There’s nothing quite like going from the frigid outside air into a blissful 100-degree bubbly paradise. But simple mistakes can spoil everything by skyrocketing your energy bill, creating a hazardous area for your family or even damaging the hot tub.
Here are some important things to keep in mind as you prepare for your winter hot tubbing.
1) Prevent slips, spills and injuries.
First thing’s first: make sure you are creating safe conditions for using your hot tub. Snow and ice around the hot tub are accidents waiting to happen – even if the hot tub is only a few steps from your back door. Try to remove any hazardous conditions first and create a safe, slip-free path to the tub. Sandals or slippers are also a good idea.
2) Keep the hot tub covered.
A high-quality spa cover is extremely effective at trapping heat, so that there’s minimal heat loss during the winter months. But if you forget to cover the hot tub after using it, or don’t secure it properly, it will work overtime to keep the water hot – and you’ll feel the pain on your next energy bill. An additional thermal blanket underneath the cover is also a good idea.
3) Choose a steady temperature.
Many people make the mistake of keeping their hot tubs at around 80 degrees during the winter and only heating it up to 100 degrees on the days they plan to use it. But dramatically upping the temperature like this drains more energy than if you simply left the water at the same temperature all the time. For maximum energy efficiency, find your most comfortable temperature and leave it there.
4) Activate the freeze protection setting, if applicable.
Most hot tubs have some kind of freeze protection or auto-heat setting that should be activated during the winter months. This is generally designed to monitor temperatures (often the external temperature) and run the pump occasionally to prevent components from freezing if temperatures begin to drop.

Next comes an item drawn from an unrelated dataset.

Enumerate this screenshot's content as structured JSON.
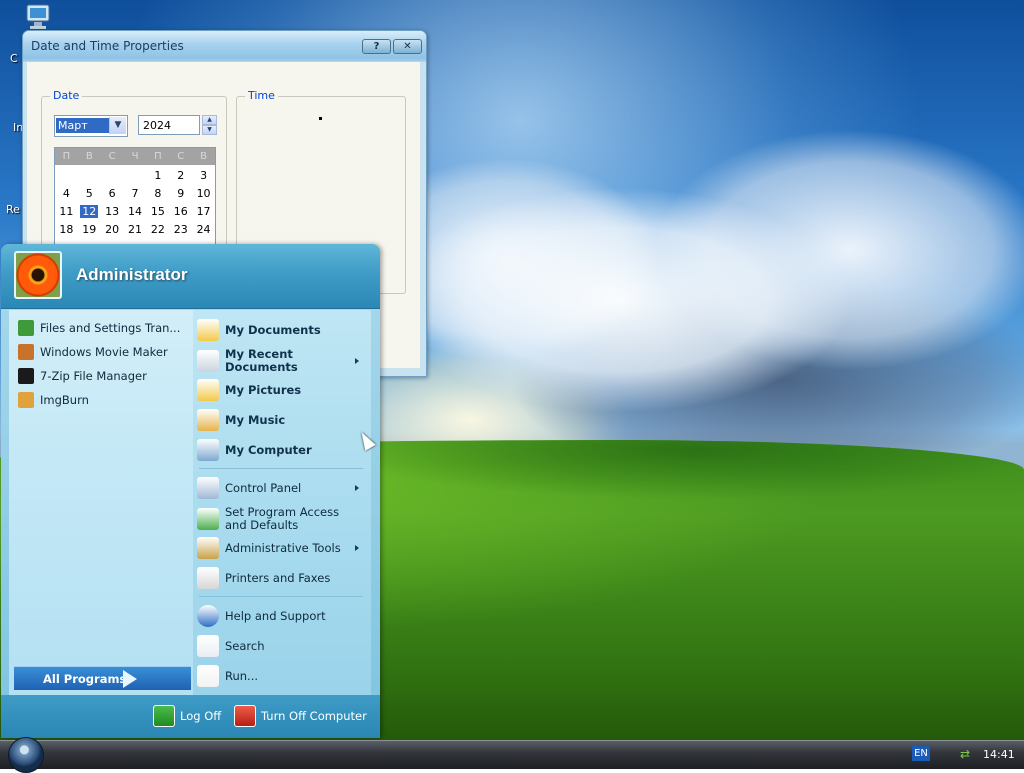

5) Draining the hot tub?
Do it early. Depending on usage, many people prefer to drain and clean their hot tubs in early- to mid-December, when temperatures are still somewhat mild. Be sure the vents and filters are also clean. A good cleaning in December should get you through the whole winter without having to drain the hot tub again.
6) Check the water level.
This is especially important if you’re not using the hot tub often. If the water level is getting lower, there may be a leak, or water may even be evaporating due to a poorly secured cover. Both of these scenarios will cost you, but also: the lower the water level, the greater the risk of freezing.